1 Like

This seems to work really well, thanks!

Do you know how cmake figures out the file dependencies? (How cmake works is beyond me.)

It seems that there is a software called makedepf90 under Linux that can help generate makefiles, but I can’t find it in Windows-msys2, and I haven’t used it. I just heard people mention this software.

This works very well for me:


I looks like CMake parses the source files and can detect dependencies based on statements like module, submodule, use, and maybe a few more.

fpt generates makefiles (
It assumes that modules create .mod and .o files and handles the dependencies separately. But the current version doesn’t handle sub-modules. Working on it.

On further exploration, it appears I must retract my earlier statement that you can’t have a rule that produces multiple files.
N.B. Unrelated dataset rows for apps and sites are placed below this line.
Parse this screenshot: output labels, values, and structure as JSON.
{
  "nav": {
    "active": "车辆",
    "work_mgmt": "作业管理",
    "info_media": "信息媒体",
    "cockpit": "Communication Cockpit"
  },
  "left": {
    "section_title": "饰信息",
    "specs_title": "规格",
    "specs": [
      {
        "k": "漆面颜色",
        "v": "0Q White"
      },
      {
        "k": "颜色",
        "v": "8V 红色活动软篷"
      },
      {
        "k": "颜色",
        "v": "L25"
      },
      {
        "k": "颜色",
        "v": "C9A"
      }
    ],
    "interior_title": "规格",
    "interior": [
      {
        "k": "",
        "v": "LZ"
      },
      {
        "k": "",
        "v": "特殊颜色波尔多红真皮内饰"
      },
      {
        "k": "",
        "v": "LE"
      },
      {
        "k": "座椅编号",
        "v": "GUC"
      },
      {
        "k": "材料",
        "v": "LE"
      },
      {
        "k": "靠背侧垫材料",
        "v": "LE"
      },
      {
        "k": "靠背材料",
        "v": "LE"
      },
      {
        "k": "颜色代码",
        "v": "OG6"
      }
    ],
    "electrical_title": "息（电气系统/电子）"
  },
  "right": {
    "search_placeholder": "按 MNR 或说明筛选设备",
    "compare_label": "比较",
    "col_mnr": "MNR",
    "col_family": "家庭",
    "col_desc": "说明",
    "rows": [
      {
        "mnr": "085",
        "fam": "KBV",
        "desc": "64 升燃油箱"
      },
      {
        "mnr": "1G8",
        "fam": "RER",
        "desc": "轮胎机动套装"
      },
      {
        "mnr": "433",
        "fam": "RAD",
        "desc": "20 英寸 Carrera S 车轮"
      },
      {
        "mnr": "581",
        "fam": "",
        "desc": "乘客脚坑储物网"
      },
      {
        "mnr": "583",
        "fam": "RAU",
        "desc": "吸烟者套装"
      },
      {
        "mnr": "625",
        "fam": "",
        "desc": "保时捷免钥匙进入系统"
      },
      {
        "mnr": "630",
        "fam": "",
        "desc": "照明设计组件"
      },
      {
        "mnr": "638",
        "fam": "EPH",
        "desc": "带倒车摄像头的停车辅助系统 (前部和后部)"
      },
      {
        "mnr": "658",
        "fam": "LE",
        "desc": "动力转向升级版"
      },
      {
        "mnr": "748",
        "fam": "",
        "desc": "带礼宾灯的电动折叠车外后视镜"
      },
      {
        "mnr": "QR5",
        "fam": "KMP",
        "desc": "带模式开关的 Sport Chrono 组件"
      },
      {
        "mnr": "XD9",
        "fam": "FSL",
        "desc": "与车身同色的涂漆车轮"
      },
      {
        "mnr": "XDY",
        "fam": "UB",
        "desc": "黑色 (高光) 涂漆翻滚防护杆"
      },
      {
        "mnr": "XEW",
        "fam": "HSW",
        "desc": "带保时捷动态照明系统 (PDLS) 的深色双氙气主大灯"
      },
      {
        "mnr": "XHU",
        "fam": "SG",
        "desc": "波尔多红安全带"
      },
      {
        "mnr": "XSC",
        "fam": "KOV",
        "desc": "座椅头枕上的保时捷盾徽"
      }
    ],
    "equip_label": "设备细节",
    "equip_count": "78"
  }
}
I don’t know if this is a new(er) capability or if I just missed it the last time I was trying to research it, but there is a section in the GNU Make manual: Multiple Targets (GNU make)

Particularly, you’ll want to look at the “Rules with Grouped Targets” which uses &: to separate the targets and dependencies. You’ll almost certainly still need a specific rule for each source file, making this a significant maintenance headache, but it’s apparently possible.

But, it being possible is good news for the desire to have fpm generate Makefiles.

Also, that means I owe @leetaylor an apology for dismissing his contribution. He is correct that it is possible. Sorry.

1 Like

gmake Version 4.3 (19 Jan 2020) introduced a new feature which can be used to help describe module and submodule dependencies. Documented at Multiple-Targets. The summary from the NEWS file.

New feature: Grouped explicit targets
Pattern rules have always had the ability to generate multiple targets with
a single invocation of the recipe. It’s now possible to declare that an
explicit rule generates multiple targets with a single invocation. To use
this, replace the “:” token with “&:” in the rule. To detect this feature
search for ‘grouped-target’ in the .FEATURES special variable.
Implementation contributed by Kaz Kylheku

I don’t have access to that version of gmake, so I’ve used an intermediate file
for rules which generate multiple output files. This is described at
multiple outputs

%.time : %.f
        $(FC) -c $^
        touch $@

tstsubmodule.time : tstsubmodule.f 
tstsubmodule.o : tstsubmodule.time
$(moduledir)/tstsubmodule.mod : tstsubmodule.time
$(moduledir)/tstsubmodule.smod : tstsubmodule.time

A similar technique is used in the link listed in an earlier reply but calls them anchor files Writing Makefiles for Modern Fortran

One interesting feature of his technique is the use of two pass compiling. We’ve been using a similar technique and documented by the developer at A Note on Compiling Fortran

Some Fortran compilers (Intel - ifort, GNU - gfortran and IBM - xlf,
at least) offer an option to ‘‘verify syntax’’, with the side effect
of also producing any associated Fortran module files. As it happens,
this option usually runs much faster than the object code generation
and optimization phases. For some projects on some machines, it can be
advantageous to compile in two passes: The first pass generates the
module files, quickly; the second pass produces the object files, in
parallel. We achieve a 3.8 x speedup in the case study below.

We’re currently moving from gmake to CMake. I don’t believe CMake supports two pass compiling. Instead I’ve been advocating the use of submodule to prevent parallel build times from going back to pre-two-pass build speeds.

1 Like

A free version of the article is here.

1 Like